Kimberly Ane Peirce

Writer, Director, Producer - Film, TV, OTT, Documentary

NaN

Kimberly Peirce staked her place as a writer and director of singular vision and craft with her unflinching debut feature, Boys Don't Cry (Hilary Swank, Chloë Sevingy, Peter Sarsgaard), which earned numerous honors including Best Actress Oscar for star, Hilary Swank, Golden Globe, Independent Spirit, NY and LA Film Critics, and National Board of Review Awards. Co star, Chloe Sevigny was nominated for an Oscar, a Golden Globe and won the Independent Spirit Award and LA film Critic awards for Best Supporting Actress. Peirce won honors as Best Debut Director from the National Board of Review and the Boston Society of Film Critics. The film received the Best Film International Critics prize at the London and Stockholm Film Festivals, the Satyajit Ray Award, and was named “Best American Feature” by Janet Maslin.

Peirce subsequently co-wrote and directed Stop-Loss(Channing Tatum, Joseph Gordon-Levitt, Abbie Cornish, Ryan Phillipe), a topical and emotionally penetrating drama inspired by real-life stories of American soldiers, including her brother, fighting in Iraq. Peirce won the Hamilton Behind the Camera True-Grit and Andrew Sarris Directing Awards.

In 2013 Peirce directed Carrie (Julianne Moore, Chloë Moretz, introducing Ansel Elgort). The film won the 2014 People’s Choice Award for Favorite Horror Movie. The film was nominated for a Saturn Award for Best Horror Film and won for Best Young Actor.

Kimberly has directed episodes of acclaimed cable TV shows: John Ridley’s American Crime (Felicity Huffman, Regina King, Timothy Hutton, Lilly Taylor), AMC’s Turn (Jamie Bell) and Halt and Catch Fire (Lee Pace, Mackenzie Davis, Scoot Mcnairy), Manhattan (Rachel Brosnahan, Benjamin Hickey), History Channel’s Six (Walton Goggins) for which she won an Women's Image Award, Jill Solowayear’s I Love Dick (Kevin Bacon, Kathryn Hahn, Griffin Dunne), and Justin Simien’s Dear White People (Logan Browning). She is Executive Producer and Director of Impact at A&E.

She is next directing two films: This is Jane, the true story of the women who started the 1960’s Chicago illegal underground abortion ring, starring Michelle Williams and Untitled, a butch femme romantic, sex comedy.

A tireless activist for human and civil rights, Kimberly is a founding member of Reframe, an industry-wide effort to end discrimination against women and people of color. In 2018, she was honored with the Susan B. Anthony Award and the Women in Film Activism award.

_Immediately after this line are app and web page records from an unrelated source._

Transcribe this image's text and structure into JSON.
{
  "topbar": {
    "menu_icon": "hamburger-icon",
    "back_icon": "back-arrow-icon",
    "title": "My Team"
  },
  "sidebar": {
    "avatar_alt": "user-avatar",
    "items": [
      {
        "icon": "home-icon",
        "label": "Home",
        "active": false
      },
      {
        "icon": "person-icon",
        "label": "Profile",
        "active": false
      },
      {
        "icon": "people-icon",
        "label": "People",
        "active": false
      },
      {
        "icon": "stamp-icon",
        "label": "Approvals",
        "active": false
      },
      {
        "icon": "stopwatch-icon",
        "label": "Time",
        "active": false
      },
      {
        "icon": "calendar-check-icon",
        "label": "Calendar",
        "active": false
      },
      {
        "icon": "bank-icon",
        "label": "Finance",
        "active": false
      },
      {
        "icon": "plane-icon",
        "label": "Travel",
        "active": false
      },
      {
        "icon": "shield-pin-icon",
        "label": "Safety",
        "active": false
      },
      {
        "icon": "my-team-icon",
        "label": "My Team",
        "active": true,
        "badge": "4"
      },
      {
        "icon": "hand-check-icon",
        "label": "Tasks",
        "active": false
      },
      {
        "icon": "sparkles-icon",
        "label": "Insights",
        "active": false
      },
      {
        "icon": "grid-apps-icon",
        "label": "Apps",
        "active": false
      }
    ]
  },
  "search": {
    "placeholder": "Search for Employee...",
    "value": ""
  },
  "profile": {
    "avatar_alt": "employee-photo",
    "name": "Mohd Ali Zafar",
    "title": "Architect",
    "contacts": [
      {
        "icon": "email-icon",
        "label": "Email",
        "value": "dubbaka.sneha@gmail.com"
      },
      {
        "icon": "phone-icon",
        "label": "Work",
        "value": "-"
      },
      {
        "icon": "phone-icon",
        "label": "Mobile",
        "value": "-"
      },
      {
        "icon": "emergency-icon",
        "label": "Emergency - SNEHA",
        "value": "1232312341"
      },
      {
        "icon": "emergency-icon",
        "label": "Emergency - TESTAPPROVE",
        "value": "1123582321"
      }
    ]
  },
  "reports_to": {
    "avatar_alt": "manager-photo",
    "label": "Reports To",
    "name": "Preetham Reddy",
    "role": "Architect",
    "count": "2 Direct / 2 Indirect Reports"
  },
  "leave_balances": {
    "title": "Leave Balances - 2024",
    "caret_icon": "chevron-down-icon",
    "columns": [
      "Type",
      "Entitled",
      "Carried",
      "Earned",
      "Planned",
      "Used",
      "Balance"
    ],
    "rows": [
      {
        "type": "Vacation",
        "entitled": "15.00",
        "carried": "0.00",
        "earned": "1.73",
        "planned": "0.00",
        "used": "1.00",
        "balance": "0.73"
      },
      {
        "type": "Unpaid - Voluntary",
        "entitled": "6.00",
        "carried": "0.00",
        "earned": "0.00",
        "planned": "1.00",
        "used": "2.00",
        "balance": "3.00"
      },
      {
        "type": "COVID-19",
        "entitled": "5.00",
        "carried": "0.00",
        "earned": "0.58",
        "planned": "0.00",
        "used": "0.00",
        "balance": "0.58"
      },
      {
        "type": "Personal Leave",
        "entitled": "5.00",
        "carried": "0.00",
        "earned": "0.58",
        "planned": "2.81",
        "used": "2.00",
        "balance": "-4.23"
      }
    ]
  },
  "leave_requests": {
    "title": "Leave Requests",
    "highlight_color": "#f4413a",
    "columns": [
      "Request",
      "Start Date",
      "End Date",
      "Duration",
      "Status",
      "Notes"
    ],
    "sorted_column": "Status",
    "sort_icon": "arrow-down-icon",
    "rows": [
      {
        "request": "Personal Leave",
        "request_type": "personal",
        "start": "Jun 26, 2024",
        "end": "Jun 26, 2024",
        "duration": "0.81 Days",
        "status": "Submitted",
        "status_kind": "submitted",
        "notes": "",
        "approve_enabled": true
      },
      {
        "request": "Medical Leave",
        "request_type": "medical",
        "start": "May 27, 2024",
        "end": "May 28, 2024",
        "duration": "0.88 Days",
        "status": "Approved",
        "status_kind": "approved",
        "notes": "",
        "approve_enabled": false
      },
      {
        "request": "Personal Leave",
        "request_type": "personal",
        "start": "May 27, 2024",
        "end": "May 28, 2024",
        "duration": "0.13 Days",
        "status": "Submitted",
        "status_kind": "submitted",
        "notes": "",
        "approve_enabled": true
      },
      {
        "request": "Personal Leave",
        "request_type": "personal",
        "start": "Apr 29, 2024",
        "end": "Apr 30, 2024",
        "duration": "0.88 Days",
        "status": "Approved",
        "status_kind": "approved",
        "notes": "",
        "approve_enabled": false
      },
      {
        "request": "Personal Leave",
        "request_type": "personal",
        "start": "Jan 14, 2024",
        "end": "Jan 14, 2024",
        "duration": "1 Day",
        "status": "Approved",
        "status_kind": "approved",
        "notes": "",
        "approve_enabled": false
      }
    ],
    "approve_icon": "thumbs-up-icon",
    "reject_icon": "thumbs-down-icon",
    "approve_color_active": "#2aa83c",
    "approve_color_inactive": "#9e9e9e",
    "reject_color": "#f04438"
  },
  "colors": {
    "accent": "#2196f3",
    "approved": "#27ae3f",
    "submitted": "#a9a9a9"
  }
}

She spoke at the following venues on human rights, diversity, intersectionality and equality for gender identity and sexual preference: 2017 Park City Women's March; 2016 American Film Institute, 2015 Outfest, 2014 Yale Transgender Week, and 2013 Columbia Film School. She has received the GLAAD Media, Lambda Legal Defense, People for the American Way, Lesbian Anti-Violence Project and the OUTFEST Career Achievement Awards. 

She is a proud to be a Governor of the Academy of Motion Pictures Arts and Sciences, head of the Diversity Committee, and Executive Board member of the Director's Guild of America, and a member of Time’s Up and the WGA.

Kimberly received her BA from the University of Chicago, her MFA from Columbia University Graduate Film and graduated from Sundance Institute's Writing, Directing, and Producing Labs.